* **EXERCISE DESCRIPTION**
You are asked to reproduce the listing exactly and to omit its pictures.

* **MATERIAL FOR THIS EXERCISE**
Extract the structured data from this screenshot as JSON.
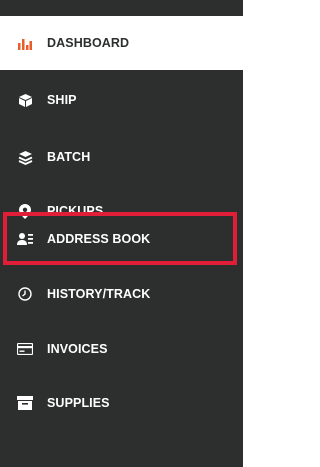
{
  "sidebar": {
    "items": [
      {
        "label": "DASHBOARD",
        "icon": "bar-chart-icon",
        "active": true
      },
      {
        "label": "SHIP",
        "icon": "box-icon"
      },
      {
        "label": "BATCH",
        "icon": "layers-icon"
      },
      {
        "label": "PICKUPS",
        "icon": "map-pin-icon"
      },
      {
        "label": "ADDRESS BOOK",
        "icon": "contacts-icon",
        "highlighted": true
      },
      {
        "label": "HISTORY/TRACK",
        "icon": "clock-icon"
      },
      {
        "label": "INVOICES",
        "icon": "credit-card-icon"
      },
      {
        "label": "SUPPLIES",
        "icon": "supplies-box-icon"
      }
    ],
    "colors": {
      "background": "#2d2f2f",
      "active_background": "#ffffff",
      "accent": "#e85d2a",
      "highlight_border": "#e01e37"
    }
  }
}
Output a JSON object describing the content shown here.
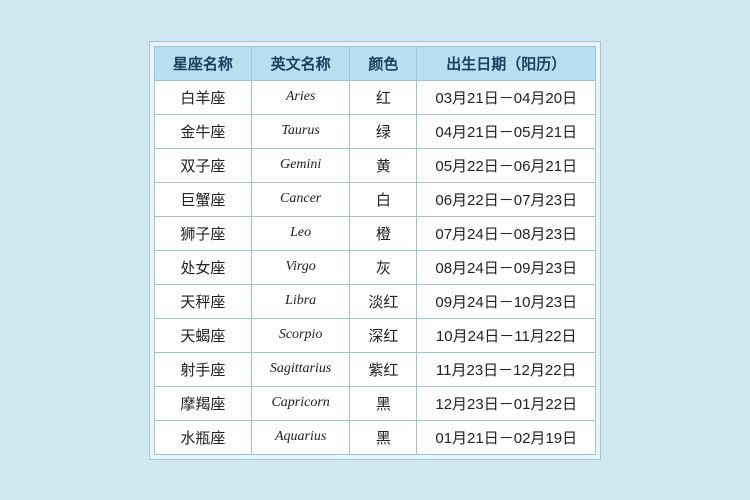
{
  "table": {
    "headers": [
      "星座名称",
      "英文名称",
      "颜色",
      "出生日期（阳历）"
    ],
    "rows": [
      [
        "白羊座",
        "Aries",
        "红",
        "03月21日－04月20日"
      ],
      [
        "金牛座",
        "Taurus",
        "绿",
        "04月21日－05月21日"
      ],
      [
        "双子座",
        "Gemini",
        "黄",
        "05月22日－06月21日"
      ],
      [
        "巨蟹座",
        "Cancer",
        "白",
        "06月22日－07月23日"
      ],
      [
        "狮子座",
        "Leo",
        "橙",
        "07月24日－08月23日"
      ],
      [
        "处女座",
        "Virgo",
        "灰",
        "08月24日－09月23日"
      ],
      [
        "天秤座",
        "Libra",
        "淡红",
        "09月24日－10月23日"
      ],
      [
        "天蝎座",
        "Scorpio",
        "深红",
        "10月24日－11月22日"
      ],
      [
        "射手座",
        "Sagittarius",
        "紫红",
        "11月23日－12月22日"
      ],
      [
        "摩羯座",
        "Capricorn",
        "黑",
        "12月23日－01月22日"
      ],
      [
        "水瓶座",
        "Aquarius",
        "黑",
        "01月21日－02月19日"
      ]
    ]
  }
}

* **EXERCISE RESPONSE**
Extract the structured data from this screenshot as JSON.
{
  "sidebar": {
    "items": [
      {
        "label": "DASHBOARD",
        "icon": "bar-chart-icon",
        "active": true
      },
      {
        "label": "SHIP",
        "icon": "box-icon"
      },
      {
        "label": "BATCH",
        "icon": "layers-icon"
      },
      {
        "label": "PICKUPS",
        "icon": "map-pin-icon"
      },
      {
        "label": "ADDRESS BOOK",
        "icon": "contacts-icon",
        "highlighted": true
      },
      {
        "label": "HISTORY/TRACK",
        "icon": "clock-icon"
      },
      {
        "label": "INVOICES",
        "icon": "credit-card-icon"
      },
      {
        "label": "SUPPLIES",
        "icon": "supplies-box-icon"
      }
    ],
    "colors": {
      "background": "#2d2f2f",
      "active_background": "#ffffff",
      "accent": "#e85d2a",
      "highlight_border": "#e01e37"
    }
  }
}
Output a JSON object describing the content shown here.
{
  "table": {
    "headers": [
      "星座名称",
      "英文名称",
      "颜色",
      "出生日期（阳历）"
    ],
    "rows": [
      [
        "白羊座",
        "Aries",
        "红",
        "03月21日－04月20日"
      ],
      [
        "金牛座",
        "Taurus",
        "绿",
        "04月21日－05月21日"
      ],
      [
        "双子座",
        "Gemini",
        "黄",
        "05月22日－06月21日"
      ],
      [
        "巨蟹座",
        "Cancer",
        "白",
        "06月22日－07月23日"
      ],
      [
        "狮子座",
        "Leo",
        "橙",
        "07月24日－08月23日"
      ],
      [
        "处女座",
        "Virgo",
        "灰",
        "08月24日－09月23日"
      ],
      [
        "天秤座",
        "Libra",
        "淡红",
        "09月24日－10月23日"
      ],
      [
        "天蝎座",
        "Scorpio",
        "深红",
        "10月24日－11月22日"
      ],
      [
        "射手座",
        "Sagittarius",
        "紫红",
        "11月23日－12月22日"
      ],
      [
        "摩羯座",
        "Capricorn",
        "黑",
        "12月23日－01月22日"
      ],
      [
        "水瓶座",
        "Aquarius",
        "黑",
        "01月21日－02月19日"
      ]
    ]
  }
}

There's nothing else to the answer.